Women Who Changed America
They founded organizations, they sponsored legislation, they blazed trails and suffered trials. For generations, women living and working in Washington, D.C. have defied expectations and surmounted discrimination to increase equality, freedom, and prosperity for their fellow citizens. “Angel of the Battlefield” Clara Barton inspired a world-wide humanitarian movement. Dorothy Height devoted forty years to supporting African-American women and girls. Frances Perkins not only became the first woman to serve as a cabinet secretary, she was the principal architect of President Franklin Roosevelt’s New Deal. See the sites downtown and around the U.S. Capitol where they and others made their marks and follow history along Pennsylvania Avenue, NW, where thousands of suffragists first marched for equality on March 3, 1913. The walk will conclude at the Belmont-Paul Women’s Equality National Monument, home to the National Woman’s Party for nearly 90 years and the epicenter of the struggle for women’s rights.
"My wife and I thoroughly enjoyed it and recommend the tour to anyone interested in the many contributions women have made to equality and progress in this country." - Goldstar reviewer
We are delighted to partner with Women's Campaign Fund, a non-profit that chooses female political candidates who can demonstrate the ability to reach common ground in their life’s experience. Once a month a Women's Campaign Fund staffer will join the "Women Who Changed America" walk to share stories about how the organization has successfully supported women candidates from all political parties and about a bold new 5050 x 2028 initiative. Connect past to future: “Women Who Changed America” to “Women Who Will Change America”!
Out of an abundance of caution in regard to the coronavirus (COVID-19), Washington Walks will not be offering walking tours in 2020.

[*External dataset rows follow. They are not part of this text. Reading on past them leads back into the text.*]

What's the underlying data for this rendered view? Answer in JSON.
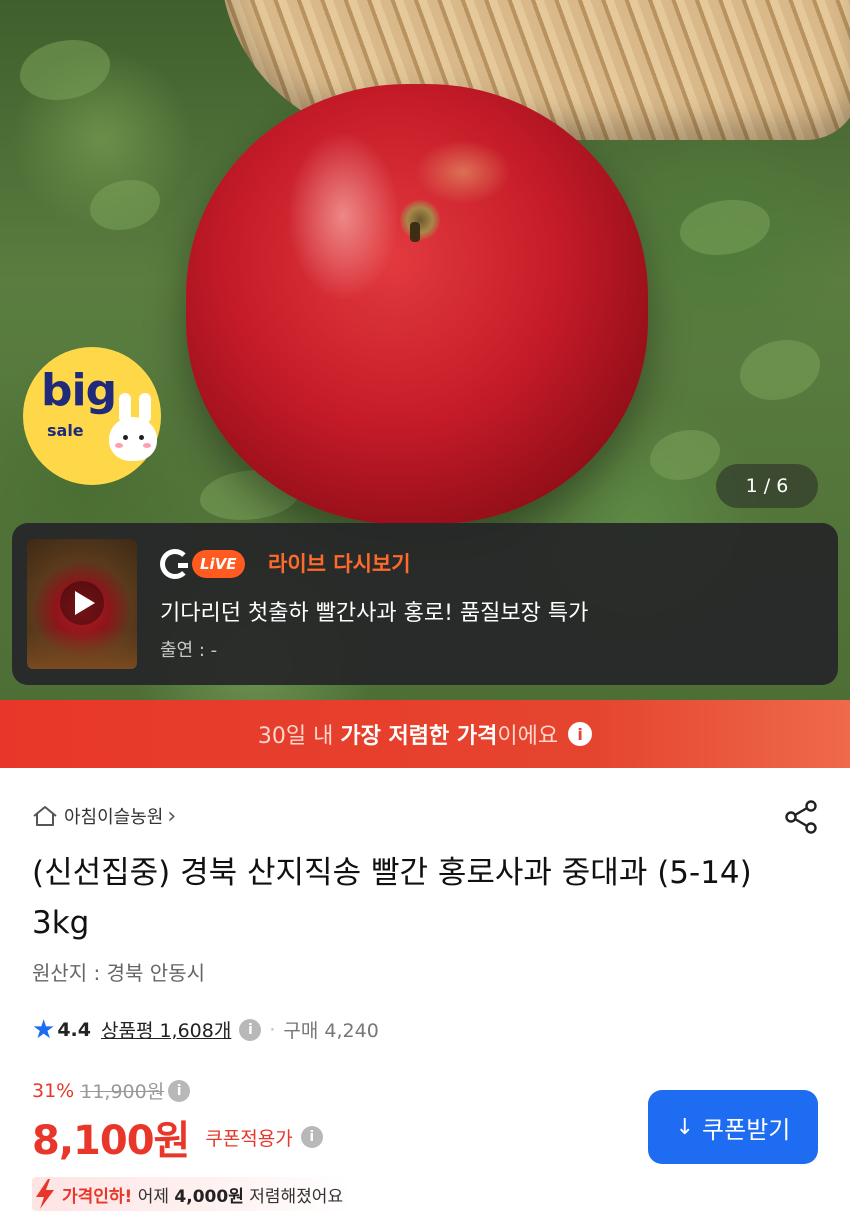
{
  "hero": {
    "badge_big": "big",
    "badge_sale": "sale",
    "image_counter": "1 / 6"
  },
  "live": {
    "brand_letter": "G",
    "brand_pill": "LiVE",
    "replay_label": "라이브 다시보기",
    "title": "기다리던 첫출하 빨간사과 홍로! 품질보장 특가",
    "host": "출연 : -"
  },
  "banner": {
    "prefix": "30일 내 ",
    "highlight": "가장 저렴한 가격",
    "suffix": "이에요",
    "info_glyph": "i"
  },
  "product": {
    "seller": "아침이슬농원",
    "seller_chevron": "›",
    "title": "(신선집중) 경북 산지직송 빨간 홍로사과 중대과 (5-14) 3kg",
    "origin": "원산지 : 경북 안동시",
    "rating_star": "★",
    "rating": "4.4",
    "review_link": "상품평 1,608개",
    "info_glyph": "i",
    "separator": "·",
    "purchase_count": "구매 4,240"
  },
  "pricing": {
    "discount": "31%",
    "original_price": "11,900원",
    "price": "8,100원",
    "coupon_note": "쿠폰적용가",
    "coupon_button": "쿠폰받기",
    "download_glyph": "↓",
    "drop_highlight": "가격인하!",
    "drop_prefix": " 어제 ",
    "drop_amount": "4,000원",
    "drop_suffix": " 저렴해졌어요"
  },
  "colors": {
    "accent_red": "#e8372a",
    "accent_blue": "#1d6cf2",
    "live_orange": "#ff5a1f"
  }
}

$20 per person (kids 3 and younger free). $5 discount with U.S. military or federal government ID. Pay in advance or with a credit card when you arrive.